The Environment Bureau recently unveiled the capital cost for the incinerator it plans to build close to Shek Kwu Chau - almost HK$15billion. Is it worth spending that much for a big burner to destroy our 'waste', which contains some 2,000 tonnes of paper, over 1,900 tonnes of plastic and about 3,200 tonnes of food waste a day that could yet be recycled?
The estimated cost in 2008 for an incinerator of the same capacity - handling 3,000 tonnes of waste a day - planned near Tuen Mun was HK$4billion. Only a few years later, the cost has increased by nearly fourfold. Legislators should surely demand that the government provide valid justification for such a huge increase.
At this stage, a breakdown of the new estimate is unavailable. We assume that the reclamation of 16 hectares of land accounts for the bulk of the cost increase (about HK$10 billion). That begs the question: why has the government selected this site, as it would involve throwing so much of taxpayers' money into the sea to 'float' an incinerator? The Advisory Council on the Environment reviewed the environmental impact assessment reports for locating the incinerator in Tuen Mun and in Shek Kwu Chau, and it endorsed both proposals. The council did not make a choice; it is the bureau that claims the offshore plant is more eco-friendly.
Why has the government not opted for the cheaper and faster Tuen Mun proposal? Without convincing reasons, surely our legislators would not blindly approve such huge funding for a Shek Kwu Chau plant.
Former environment minister Sarah Liao Sau-tung has identified the crux of our waste problem as early as 2005: our consumption-led lifestyle. She set out a comprehensive management plan that included measures such as waste charging, food-waste recycling, a ban on landfill and an incinerator to be commissioned by 2014. She also proposed a waste-generation reduction target of 1per cent per year. Her successor, Edward Yau Tang-wah, has never taken it seriously.
The incinerator will also cost HK$353million a year to run. If this money were to be used to enhance our recycling systems and provide incentives to encourage recycling for low-value recyclables, I am sure we could cut down our daily disposal amount by 3,000 tonnes or more - equivalent to the daily capacity of the incinerator.

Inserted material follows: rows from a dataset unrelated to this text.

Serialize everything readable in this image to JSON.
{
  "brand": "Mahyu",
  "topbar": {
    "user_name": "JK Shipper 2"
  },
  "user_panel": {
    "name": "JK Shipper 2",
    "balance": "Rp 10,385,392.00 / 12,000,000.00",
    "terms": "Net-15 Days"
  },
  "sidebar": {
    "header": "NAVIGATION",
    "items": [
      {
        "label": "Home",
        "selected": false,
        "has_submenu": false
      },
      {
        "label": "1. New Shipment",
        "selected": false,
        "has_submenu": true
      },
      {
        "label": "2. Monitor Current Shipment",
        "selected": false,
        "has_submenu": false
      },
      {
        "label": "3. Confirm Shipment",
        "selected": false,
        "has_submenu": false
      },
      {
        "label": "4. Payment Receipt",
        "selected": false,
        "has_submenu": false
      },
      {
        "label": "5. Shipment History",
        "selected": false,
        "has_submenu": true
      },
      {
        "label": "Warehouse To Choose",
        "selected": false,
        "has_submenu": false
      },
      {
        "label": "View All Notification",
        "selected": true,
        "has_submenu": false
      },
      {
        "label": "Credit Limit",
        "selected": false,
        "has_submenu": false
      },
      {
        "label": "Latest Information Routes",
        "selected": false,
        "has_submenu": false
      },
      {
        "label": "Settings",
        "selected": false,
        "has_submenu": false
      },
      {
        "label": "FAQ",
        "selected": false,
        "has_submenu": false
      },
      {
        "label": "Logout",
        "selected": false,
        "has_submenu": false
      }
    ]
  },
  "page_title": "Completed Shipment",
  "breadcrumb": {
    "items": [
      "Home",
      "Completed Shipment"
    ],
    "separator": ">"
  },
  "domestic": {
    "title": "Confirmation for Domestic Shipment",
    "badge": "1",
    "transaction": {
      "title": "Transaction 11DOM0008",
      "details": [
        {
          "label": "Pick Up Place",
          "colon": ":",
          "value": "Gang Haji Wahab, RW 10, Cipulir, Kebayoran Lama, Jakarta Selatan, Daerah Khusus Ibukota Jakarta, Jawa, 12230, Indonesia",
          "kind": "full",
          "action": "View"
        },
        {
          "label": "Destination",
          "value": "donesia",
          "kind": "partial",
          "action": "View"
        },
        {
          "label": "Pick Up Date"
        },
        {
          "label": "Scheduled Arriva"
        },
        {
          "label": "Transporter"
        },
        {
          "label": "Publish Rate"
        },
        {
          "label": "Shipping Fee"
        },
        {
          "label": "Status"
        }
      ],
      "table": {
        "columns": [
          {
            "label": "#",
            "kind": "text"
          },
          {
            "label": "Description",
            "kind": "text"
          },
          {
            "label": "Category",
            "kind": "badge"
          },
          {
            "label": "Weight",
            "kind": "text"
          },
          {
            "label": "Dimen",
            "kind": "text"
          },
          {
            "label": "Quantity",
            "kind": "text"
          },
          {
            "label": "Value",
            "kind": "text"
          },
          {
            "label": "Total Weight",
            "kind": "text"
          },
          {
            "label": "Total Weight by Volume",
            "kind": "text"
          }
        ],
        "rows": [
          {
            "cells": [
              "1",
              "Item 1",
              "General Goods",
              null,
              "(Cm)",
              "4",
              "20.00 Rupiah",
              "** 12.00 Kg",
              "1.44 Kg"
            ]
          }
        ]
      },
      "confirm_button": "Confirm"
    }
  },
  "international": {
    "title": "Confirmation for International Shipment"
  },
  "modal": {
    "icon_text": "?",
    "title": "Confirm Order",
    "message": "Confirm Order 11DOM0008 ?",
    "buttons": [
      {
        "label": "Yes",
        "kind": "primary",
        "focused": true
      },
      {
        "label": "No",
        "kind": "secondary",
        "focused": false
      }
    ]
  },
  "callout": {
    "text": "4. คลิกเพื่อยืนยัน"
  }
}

It would also help create jobs for the grass roots while extending the life of our landfills.
It's not rocket science: it only requires a stronger political will from top officials. To burn or not to burn - it is still in the hands of the current administration.
Edwin Lau Che-feng is director of general affairs at Friends of the Earth (HK)